-- Exercise instructions --
Repeat each record below exactly, omitting whatever pictures appear in it.
=====
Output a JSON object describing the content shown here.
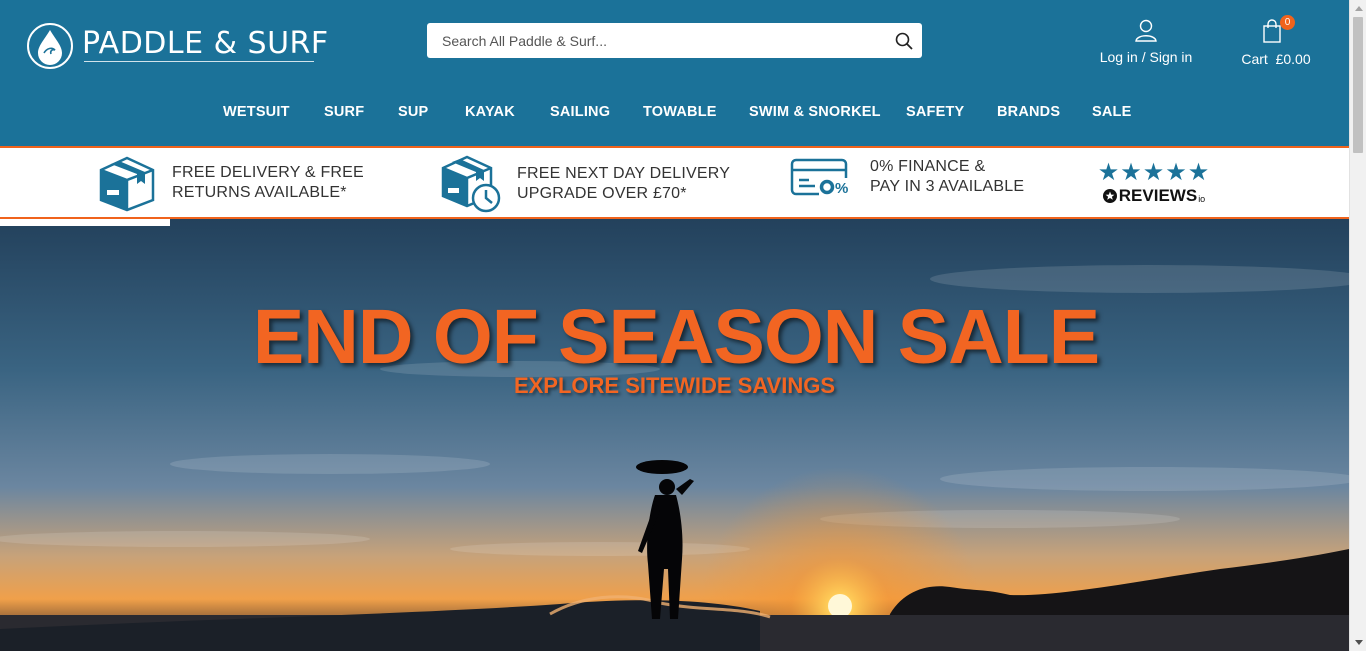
{
  "brand": {
    "name": "PADDLE & SURF"
  },
  "search": {
    "placeholder": "Search All Paddle & Surf..."
  },
  "account": {
    "label": "Log in / Sign in"
  },
  "cart": {
    "label": "Cart  £0.00",
    "count": "0"
  },
  "nav": [
    "WETSUIT",
    "SURF",
    "SUP",
    "KAYAK",
    "SAILING",
    "TOWABLE",
    "SWIM & SNORKEL",
    "SAFETY",
    "BRANDS",
    "SALE"
  ],
  "usps": [
    {
      "line1": "FREE DELIVERY & FREE",
      "line2": "RETURNS AVAILABLE*",
      "icon": "delivery-box-icon"
    },
    {
      "line1": "FREE NEXT DAY DELIVERY",
      "line2": "UPGRADE OVER £70*",
      "icon": "delivery-clock-icon"
    },
    {
      "line1": "0% FINANCE &",
      "line2": "PAY IN 3 AVAILABLE",
      "icon": "card-finance-icon"
    }
  ],
  "reviews": {
    "stars": "★★★★★",
    "rating": 5,
    "name": "REVIEWS",
    "suffix": "io"
  },
  "hero": {
    "title": "END OF SEASON SALE",
    "subtitle": "EXPLORE SITEWIDE SAVINGS"
  },
  "colors": {
    "brand_blue": "#1b7299",
    "accent_orange": "#f0631c",
    "hero_orange": "#f26522"
  }
}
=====
-- Result of the task --
Output a JSON object describing the content shown here.
{
  "brand": {
    "name": "PADDLE & SURF"
  },
  "search": {
    "placeholder": "Search All Paddle & Surf..."
  },
  "account": {
    "label": "Log in / Sign in"
  },
  "cart": {
    "label": "Cart  £0.00",
    "count": "0"
  },
  "nav": [
    "WETSUIT",
    "SURF",
    "SUP",
    "KAYAK",
    "SAILING",
    "TOWABLE",
    "SWIM & SNORKEL",
    "SAFETY",
    "BRANDS",
    "SALE"
  ],
  "usps": [
    {
      "line1": "FREE DELIVERY & FREE",
      "line2": "RETURNS AVAILABLE*",
      "icon": "delivery-box-icon"
    },
    {
      "line1": "FREE NEXT DAY DELIVERY",
      "line2": "UPGRADE OVER £70*",
      "icon": "delivery-clock-icon"
    },
    {
      "line1": "0% FINANCE &",
      "line2": "PAY IN 3 AVAILABLE",
      "icon": "card-finance-icon"
    }
  ],
  "reviews": {
    "stars": "★★★★★",
    "rating": 5,
    "name": "REVIEWS",
    "suffix": "io"
  },
  "hero": {
    "title": "END OF SEASON SALE",
    "subtitle": "EXPLORE SITEWIDE SAVINGS"
  },
  "colors": {
    "brand_blue": "#1b7299",
    "accent_orange": "#f0631c",
    "hero_orange": "#f26522"
  }
}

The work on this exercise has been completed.